The Evolution of Design Thinking: A Dive into Mobile-First Strategy

Rising from Restrictions: The Origin of Mobile-First The evolution of technological tools has always shifted how designers think. At the forefront of this transformation is the mobile-first design philosophy. Born out of the need to cater to increasing mobile users, mobile-first is a derivative of the ‘progressive advancement’ strategy.

Long before this, designers faced a dilemma. Two dominant ideologies existed: “Progressive Advancement” and “Graceful Degradation.” The latter focused on starting from the most advanced platform (like desktops) and then stripping away features to accommodate lesser devices. In contrast, progressive advancement begins with the most basic version of the design, catering to smaller devices and then building upon it.

Given the constraints mobile devices introduced, like screen size and bandwidth, starting with them forced designers to focus on the essentials. The design became neater, leaner, and more effective by prioritizing crucial features. As a result, mobile-first, which is essentially a champion of the progressive advancement ideology, emerged as the dominant strategy.

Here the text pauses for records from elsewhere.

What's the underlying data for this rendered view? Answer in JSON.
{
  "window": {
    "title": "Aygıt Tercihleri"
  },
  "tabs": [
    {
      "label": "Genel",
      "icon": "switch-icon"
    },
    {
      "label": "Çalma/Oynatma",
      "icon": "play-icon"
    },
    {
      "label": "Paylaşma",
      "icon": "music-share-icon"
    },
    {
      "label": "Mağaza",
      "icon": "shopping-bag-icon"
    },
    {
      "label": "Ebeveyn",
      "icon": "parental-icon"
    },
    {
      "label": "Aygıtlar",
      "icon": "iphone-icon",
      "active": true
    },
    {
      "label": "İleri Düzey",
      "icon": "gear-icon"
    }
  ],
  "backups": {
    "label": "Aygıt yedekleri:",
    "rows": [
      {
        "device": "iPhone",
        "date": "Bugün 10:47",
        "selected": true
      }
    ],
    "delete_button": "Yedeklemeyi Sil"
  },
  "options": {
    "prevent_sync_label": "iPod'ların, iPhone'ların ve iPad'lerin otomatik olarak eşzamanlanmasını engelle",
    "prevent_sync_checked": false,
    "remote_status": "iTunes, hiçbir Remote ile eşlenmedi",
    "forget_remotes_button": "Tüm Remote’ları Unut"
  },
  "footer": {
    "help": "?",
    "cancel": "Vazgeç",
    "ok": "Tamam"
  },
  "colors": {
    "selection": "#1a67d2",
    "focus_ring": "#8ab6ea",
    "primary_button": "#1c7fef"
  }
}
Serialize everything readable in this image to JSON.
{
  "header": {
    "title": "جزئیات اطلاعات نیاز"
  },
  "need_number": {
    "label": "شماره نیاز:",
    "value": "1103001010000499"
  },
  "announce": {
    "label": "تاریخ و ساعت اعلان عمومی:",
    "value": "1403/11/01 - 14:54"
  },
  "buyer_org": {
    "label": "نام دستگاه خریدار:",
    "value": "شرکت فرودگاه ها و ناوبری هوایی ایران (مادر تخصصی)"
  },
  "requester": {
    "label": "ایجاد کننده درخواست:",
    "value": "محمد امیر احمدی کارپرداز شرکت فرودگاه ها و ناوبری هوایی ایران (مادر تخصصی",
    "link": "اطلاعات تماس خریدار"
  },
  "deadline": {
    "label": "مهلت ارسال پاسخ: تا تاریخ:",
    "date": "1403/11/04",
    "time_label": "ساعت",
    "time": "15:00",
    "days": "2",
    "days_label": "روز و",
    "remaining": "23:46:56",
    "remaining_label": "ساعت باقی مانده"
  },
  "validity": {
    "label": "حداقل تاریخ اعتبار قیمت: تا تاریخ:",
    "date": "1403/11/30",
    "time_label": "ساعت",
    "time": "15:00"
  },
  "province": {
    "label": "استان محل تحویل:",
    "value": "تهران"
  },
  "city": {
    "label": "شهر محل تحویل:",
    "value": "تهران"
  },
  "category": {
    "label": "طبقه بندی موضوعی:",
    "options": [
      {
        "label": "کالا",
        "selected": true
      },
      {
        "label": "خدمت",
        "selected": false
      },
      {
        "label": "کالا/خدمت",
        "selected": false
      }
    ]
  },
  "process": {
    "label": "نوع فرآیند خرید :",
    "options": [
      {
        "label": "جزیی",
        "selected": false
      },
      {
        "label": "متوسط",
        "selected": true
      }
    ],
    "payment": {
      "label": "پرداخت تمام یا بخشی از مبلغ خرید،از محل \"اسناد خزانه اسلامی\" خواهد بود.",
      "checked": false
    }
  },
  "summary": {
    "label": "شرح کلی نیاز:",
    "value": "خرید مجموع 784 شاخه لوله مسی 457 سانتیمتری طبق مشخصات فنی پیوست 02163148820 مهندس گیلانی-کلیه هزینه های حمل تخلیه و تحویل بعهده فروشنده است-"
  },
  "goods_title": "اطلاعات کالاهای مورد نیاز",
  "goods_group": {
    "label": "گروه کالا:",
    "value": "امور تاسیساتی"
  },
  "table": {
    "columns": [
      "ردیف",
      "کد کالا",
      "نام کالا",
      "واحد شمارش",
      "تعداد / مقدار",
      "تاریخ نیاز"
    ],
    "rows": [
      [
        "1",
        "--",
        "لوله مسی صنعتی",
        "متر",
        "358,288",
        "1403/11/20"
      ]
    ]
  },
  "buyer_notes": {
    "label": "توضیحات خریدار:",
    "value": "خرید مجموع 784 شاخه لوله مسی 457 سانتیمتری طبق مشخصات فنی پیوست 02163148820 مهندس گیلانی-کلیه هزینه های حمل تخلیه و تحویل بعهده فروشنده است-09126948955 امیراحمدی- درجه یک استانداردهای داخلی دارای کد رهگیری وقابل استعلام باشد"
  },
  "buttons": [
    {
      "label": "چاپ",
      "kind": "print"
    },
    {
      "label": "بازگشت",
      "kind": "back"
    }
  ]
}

A New Era: Why Mobile Became the Gold Standard The shift toward the mobile-first approach wasn’t arbitrary. Tangible data drove it:

  • In 2016, mobile internet usage overtook its desktop counterpart.
  • By 2012, smartphone sales surpassed those of PCs.
  • The average user spent increasingly more time accessing the internet via mobile devices.

These shifts didn’t just suggest but rather screamed the need for a design strategy prioritizing mobile devices.

Crafting for Mobile: Steps in Mobile-First Design At its core, the mobile-first approach champions content. Take a hypothetical hotel booking application as an example:

  1. Prioritize Content:
    • Website name
    • Hotel categories (Domestic, Foreign, Hourly, Special)
    • Time selectors (check-in, departure)
    • User’s orders
    • Customer service
    • Promotions and advertising
  1. Draft the Mobile Version: The most crucial components, like hotel categories and time selectors, find prominence in the primary interface.
  2. Expand for Desktop: Building upon the mobile version, features can be added, and spaces (like advertising areas) can be expanded to fit larger screens.

Tools today enable designers to prototype their designs efficiently. This saves time and aids in refining the design by identifying potential issues early on.

Future Gazing: Is Mobile-First Here to Stay? With rapid advancements in smartphone technology, mobile devices are no longer the ‘weaker’ end of the tech spectrum. Does this mean the demise of the mobile-first strategy? Only time will tell. While the mobile-first philosophy might not always dominate, its impact on emphasizing content-driven designs remains undeniable. As we continue to evolve in the digital age, it serves as a reminder that, sometimes, constraints can lead to the most innovative solutions.